Exercise objective: Your task is to filter the data below down to the lines holding "death".

Available data:
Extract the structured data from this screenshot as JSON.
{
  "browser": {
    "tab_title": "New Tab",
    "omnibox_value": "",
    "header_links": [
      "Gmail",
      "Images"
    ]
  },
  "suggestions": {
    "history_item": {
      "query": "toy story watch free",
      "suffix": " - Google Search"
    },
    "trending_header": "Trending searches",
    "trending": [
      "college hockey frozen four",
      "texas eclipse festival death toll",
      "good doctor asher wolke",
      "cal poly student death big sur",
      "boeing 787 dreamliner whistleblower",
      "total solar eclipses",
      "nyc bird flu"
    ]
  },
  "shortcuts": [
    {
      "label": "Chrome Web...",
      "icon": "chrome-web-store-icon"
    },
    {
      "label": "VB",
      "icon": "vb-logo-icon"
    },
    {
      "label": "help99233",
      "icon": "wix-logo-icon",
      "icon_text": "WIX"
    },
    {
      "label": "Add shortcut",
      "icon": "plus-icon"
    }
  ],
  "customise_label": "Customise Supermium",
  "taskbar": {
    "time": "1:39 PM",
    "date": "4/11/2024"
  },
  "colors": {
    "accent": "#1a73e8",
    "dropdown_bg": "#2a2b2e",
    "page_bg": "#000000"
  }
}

Expected answer:
      "texas eclipse festival death toll",
      "cal poly student death big sur",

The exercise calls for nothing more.